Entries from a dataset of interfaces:
● ● ● ● ● ● ●

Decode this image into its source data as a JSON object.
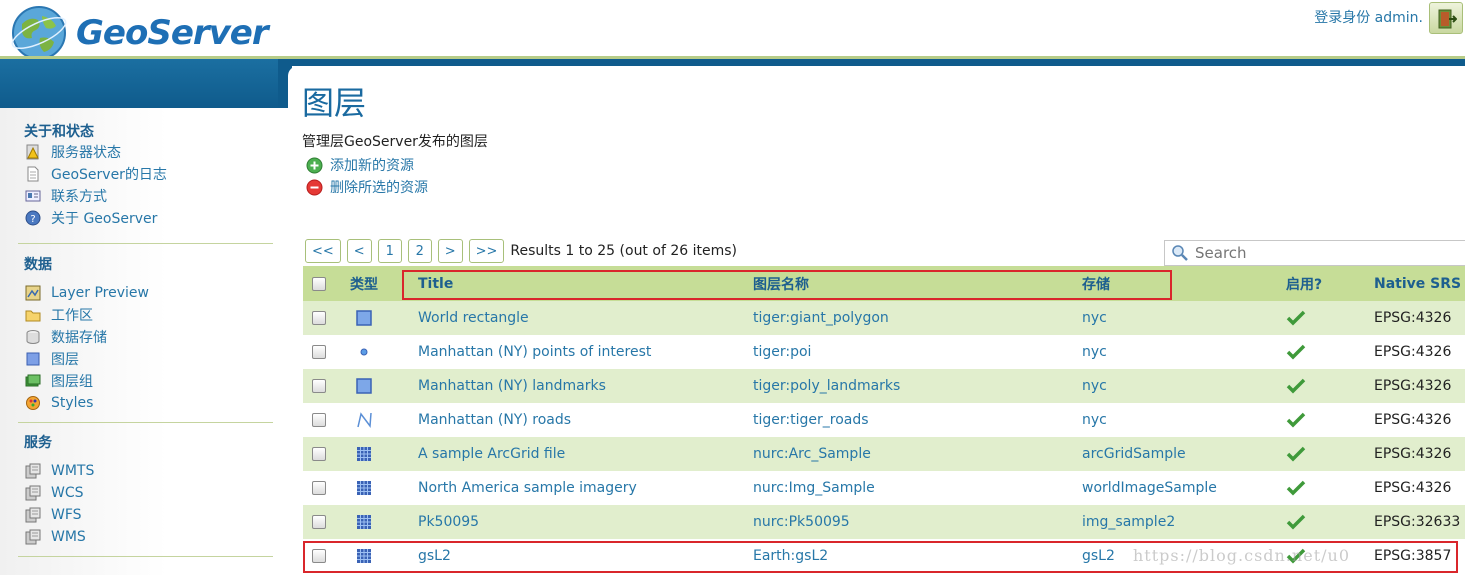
{
  "header": {
    "brand": "GeoServer",
    "login_text": "登录身份 admin."
  },
  "sidebar": {
    "sections": [
      {
        "title": "关于和状态",
        "items": [
          {
            "label": "服务器状态",
            "icon": "server-status-icon"
          },
          {
            "label": "GeoServer的日志",
            "icon": "log-icon"
          },
          {
            "label": "联系方式",
            "icon": "contact-icon"
          },
          {
            "label": "关于 GeoServer",
            "icon": "about-icon"
          }
        ]
      },
      {
        "title": "数据",
        "items": [
          {
            "label": "Layer Preview",
            "icon": "layer-preview-icon"
          },
          {
            "label": "工作区",
            "icon": "workspace-icon"
          },
          {
            "label": "数据存储",
            "icon": "datastore-icon"
          },
          {
            "label": "图层",
            "icon": "layer-icon"
          },
          {
            "label": "图层组",
            "icon": "layer-group-icon"
          },
          {
            "label": "Styles",
            "icon": "styles-icon"
          }
        ]
      },
      {
        "title": "服务",
        "items": [
          {
            "label": "WMTS",
            "icon": "service-icon"
          },
          {
            "label": "WCS",
            "icon": "service-icon"
          },
          {
            "label": "WFS",
            "icon": "service-icon"
          },
          {
            "label": "WMS",
            "icon": "service-icon"
          }
        ]
      }
    ]
  },
  "main": {
    "title": "图层",
    "description": "管理层GeoServer发布的图层",
    "add_link": "添加新的资源",
    "remove_link": "删除所选的资源"
  },
  "pager": {
    "first": "<<",
    "prev": "<",
    "page1": "1",
    "page2": "2",
    "next": ">",
    "last": ">>",
    "results": "Results 1 to 25 (out of 26 items)"
  },
  "search": {
    "placeholder": "Search"
  },
  "table": {
    "headers": {
      "type": "类型",
      "title": "Title",
      "name": "图层名称",
      "store": "存储",
      "enabled": "启用?",
      "srs": "Native SRS"
    },
    "rows": [
      {
        "type": "polygon",
        "title": "World rectangle",
        "name": "tiger:giant_polygon",
        "store": "nyc",
        "srs": "EPSG:4326"
      },
      {
        "type": "point",
        "title": "Manhattan (NY) points of interest",
        "name": "tiger:poi",
        "store": "nyc",
        "srs": "EPSG:4326"
      },
      {
        "type": "polygon",
        "title": "Manhattan (NY) landmarks",
        "name": "tiger:poly_landmarks",
        "store": "nyc",
        "srs": "EPSG:4326"
      },
      {
        "type": "line",
        "title": "Manhattan (NY) roads",
        "name": "tiger:tiger_roads",
        "store": "nyc",
        "srs": "EPSG:4326"
      },
      {
        "type": "raster",
        "title": "A sample ArcGrid file",
        "name": "nurc:Arc_Sample",
        "store": "arcGridSample",
        "srs": "EPSG:4326"
      },
      {
        "type": "raster",
        "title": "North America sample imagery",
        "name": "nurc:Img_Sample",
        "store": "worldImageSample",
        "srs": "EPSG:4326"
      },
      {
        "type": "raster",
        "title": "Pk50095",
        "name": "nurc:Pk50095",
        "store": "img_sample2",
        "srs": "EPSG:32633"
      },
      {
        "type": "raster",
        "title": "gsL2",
        "name": "Earth:gsL2",
        "store": "gsL2",
        "srs": "EPSG:3857"
      }
    ]
  },
  "watermark": "https://blog.csdn.net/u0",
  "colors": {
    "brand_blue": "#1e6fb5",
    "band_blue": "#0f5b8c",
    "header_green": "#c6dd97",
    "row_green": "#e1eecd",
    "highlight_red": "#d9262b",
    "check_green": "#3f9a3a"
  }
}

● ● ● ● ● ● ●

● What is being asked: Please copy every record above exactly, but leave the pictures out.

● Output for this task:
Decode this image into its source data as a JSON object.
{
  "header": {
    "brand": "GeoServer",
    "login_text": "登录身份 admin."
  },
  "sidebar": {
    "sections": [
      {
        "title": "关于和状态",
        "items": [
          {
            "label": "服务器状态",
            "icon": "server-status-icon"
          },
          {
            "label": "GeoServer的日志",
            "icon": "log-icon"
          },
          {
            "label": "联系方式",
            "icon": "contact-icon"
          },
          {
            "label": "关于 GeoServer",
            "icon": "about-icon"
          }
        ]
      },
      {
        "title": "数据",
        "items": [
          {
            "label": "Layer Preview",
            "icon": "layer-preview-icon"
          },
          {
            "label": "工作区",
            "icon": "workspace-icon"
          },
          {
            "label": "数据存储",
            "icon": "datastore-icon"
          },
          {
            "label": "图层",
            "icon": "layer-icon"
          },
          {
            "label": "图层组",
            "icon": "layer-group-icon"
          },
          {
            "label": "Styles",
            "icon": "styles-icon"
          }
        ]
      },
      {
        "title": "服务",
        "items": [
          {
            "label": "WMTS",
            "icon": "service-icon"
          },
          {
            "label": "WCS",
            "icon": "service-icon"
          },
          {
            "label": "WFS",
            "icon": "service-icon"
          },
          {
            "label": "WMS",
            "icon": "service-icon"
          }
        ]
      }
    ]
  },
  "main": {
    "title": "图层",
    "description": "管理层GeoServer发布的图层",
    "add_link": "添加新的资源",
    "remove_link": "删除所选的资源"
  },
  "pager": {
    "first": "<<",
    "prev": "<",
    "page1": "1",
    "page2": "2",
    "next": ">",
    "last": ">>",
    "results": "Results 1 to 25 (out of 26 items)"
  },
  "search": {
    "placeholder": "Search"
  },
  "table": {
    "headers": {
      "type": "类型",
      "title": "Title",
      "name": "图层名称",
      "store": "存储",
      "enabled": "启用?",
      "srs": "Native SRS"
    },
    "rows": [
      {
        "type": "polygon",
        "title": "World rectangle",
        "name": "tiger:giant_polygon",
        "store": "nyc",
        "srs": "EPSG:4326"
      },
      {
        "type": "point",
        "title": "Manhattan (NY) points of interest",
        "name": "tiger:poi",
        "store": "nyc",
        "srs": "EPSG:4326"
      },
      {
        "type": "polygon",
        "title": "Manhattan (NY) landmarks",
        "name": "tiger:poly_landmarks",
        "store": "nyc",
        "srs": "EPSG:4326"
      },
      {
        "type": "line",
        "title": "Manhattan (NY) roads",
        "name": "tiger:tiger_roads",
        "store": "nyc",
        "srs": "EPSG:4326"
      },
      {
        "type": "raster",
        "title": "A sample ArcGrid file",
        "name": "nurc:Arc_Sample",
        "store": "arcGridSample",
        "srs": "EPSG:4326"
      },
      {
        "type": "raster",
        "title": "North America sample imagery",
        "name": "nurc:Img_Sample",
        "store": "worldImageSample",
        "srs": "EPSG:4326"
      },
      {
        "type": "raster",
        "title": "Pk50095",
        "name": "nurc:Pk50095",
        "store": "img_sample2",
        "srs": "EPSG:32633"
      },
      {
        "type": "raster",
        "title": "gsL2",
        "name": "Earth:gsL2",
        "store": "gsL2",
        "srs": "EPSG:3857"
      }
    ]
  },
  "watermark": "https://blog.csdn.net/u0",
  "colors": {
    "brand_blue": "#1e6fb5",
    "band_blue": "#0f5b8c",
    "header_green": "#c6dd97",
    "row_green": "#e1eecd",
    "highlight_red": "#d9262b",
    "check_green": "#3f9a3a"
  }
}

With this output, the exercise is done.